Nothing belongs in the answer except the lines of the material that include "this".

PROVIDED RECORDS —

□ □ □ □ □ □ □

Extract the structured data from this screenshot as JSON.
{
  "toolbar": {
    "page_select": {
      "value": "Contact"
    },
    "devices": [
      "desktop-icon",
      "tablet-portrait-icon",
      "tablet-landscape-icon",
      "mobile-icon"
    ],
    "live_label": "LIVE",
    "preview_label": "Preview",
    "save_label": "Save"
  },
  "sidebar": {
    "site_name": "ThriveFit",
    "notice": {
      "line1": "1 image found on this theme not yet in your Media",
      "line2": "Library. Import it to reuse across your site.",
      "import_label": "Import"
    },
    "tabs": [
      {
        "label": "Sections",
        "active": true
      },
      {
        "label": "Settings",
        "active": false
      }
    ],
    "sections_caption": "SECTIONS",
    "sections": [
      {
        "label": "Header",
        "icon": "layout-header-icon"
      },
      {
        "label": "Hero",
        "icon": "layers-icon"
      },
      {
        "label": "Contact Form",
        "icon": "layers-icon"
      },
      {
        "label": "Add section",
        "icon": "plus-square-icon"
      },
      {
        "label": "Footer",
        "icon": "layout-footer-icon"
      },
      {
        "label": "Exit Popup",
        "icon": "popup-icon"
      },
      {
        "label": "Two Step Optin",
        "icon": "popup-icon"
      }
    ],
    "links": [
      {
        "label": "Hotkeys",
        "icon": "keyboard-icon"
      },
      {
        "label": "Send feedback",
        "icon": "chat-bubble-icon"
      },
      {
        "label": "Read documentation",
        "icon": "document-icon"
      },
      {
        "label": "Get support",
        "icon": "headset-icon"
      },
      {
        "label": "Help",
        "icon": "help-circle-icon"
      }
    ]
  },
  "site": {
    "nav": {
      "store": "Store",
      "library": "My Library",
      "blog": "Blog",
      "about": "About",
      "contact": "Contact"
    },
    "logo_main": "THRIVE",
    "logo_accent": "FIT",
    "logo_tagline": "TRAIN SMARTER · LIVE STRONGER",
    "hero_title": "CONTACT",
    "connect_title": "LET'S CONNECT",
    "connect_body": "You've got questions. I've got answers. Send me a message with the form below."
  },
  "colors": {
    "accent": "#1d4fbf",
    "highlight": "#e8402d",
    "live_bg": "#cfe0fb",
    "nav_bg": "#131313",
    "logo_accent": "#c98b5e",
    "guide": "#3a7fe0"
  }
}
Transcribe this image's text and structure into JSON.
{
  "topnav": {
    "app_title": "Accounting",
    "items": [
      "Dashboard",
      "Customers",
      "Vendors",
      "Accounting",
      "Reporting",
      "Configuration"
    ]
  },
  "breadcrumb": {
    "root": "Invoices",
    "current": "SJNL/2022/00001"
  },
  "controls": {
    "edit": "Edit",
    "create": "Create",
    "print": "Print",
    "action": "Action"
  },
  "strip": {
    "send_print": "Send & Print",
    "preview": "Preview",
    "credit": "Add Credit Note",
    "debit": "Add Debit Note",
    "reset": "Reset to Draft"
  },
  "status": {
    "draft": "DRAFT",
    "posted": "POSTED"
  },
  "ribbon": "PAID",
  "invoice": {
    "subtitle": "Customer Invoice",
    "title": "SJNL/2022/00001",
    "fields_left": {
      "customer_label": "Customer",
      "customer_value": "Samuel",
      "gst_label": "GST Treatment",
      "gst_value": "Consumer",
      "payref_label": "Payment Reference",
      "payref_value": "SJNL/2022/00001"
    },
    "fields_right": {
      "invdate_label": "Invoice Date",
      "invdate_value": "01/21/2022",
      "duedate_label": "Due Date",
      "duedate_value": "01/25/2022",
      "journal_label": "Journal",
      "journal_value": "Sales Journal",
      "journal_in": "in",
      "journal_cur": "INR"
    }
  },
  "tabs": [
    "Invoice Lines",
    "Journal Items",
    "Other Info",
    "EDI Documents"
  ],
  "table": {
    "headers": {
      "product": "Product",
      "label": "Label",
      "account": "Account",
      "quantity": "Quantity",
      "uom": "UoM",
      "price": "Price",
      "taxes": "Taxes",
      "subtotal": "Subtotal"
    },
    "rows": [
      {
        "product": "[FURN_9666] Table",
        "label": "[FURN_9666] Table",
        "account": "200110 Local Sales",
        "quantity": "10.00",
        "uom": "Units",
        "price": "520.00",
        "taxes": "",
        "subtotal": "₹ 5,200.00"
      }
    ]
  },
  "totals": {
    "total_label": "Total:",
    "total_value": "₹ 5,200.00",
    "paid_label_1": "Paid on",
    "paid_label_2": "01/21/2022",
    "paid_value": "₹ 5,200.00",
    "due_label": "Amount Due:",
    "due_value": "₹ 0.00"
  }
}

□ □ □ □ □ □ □

RESULT OF THE EXERCISE —
Extract the structured data from this screenshot as JSON.
      "line1": "1 image found on this theme not yet in your Media",
Transcribe this image's text and structure into JSON.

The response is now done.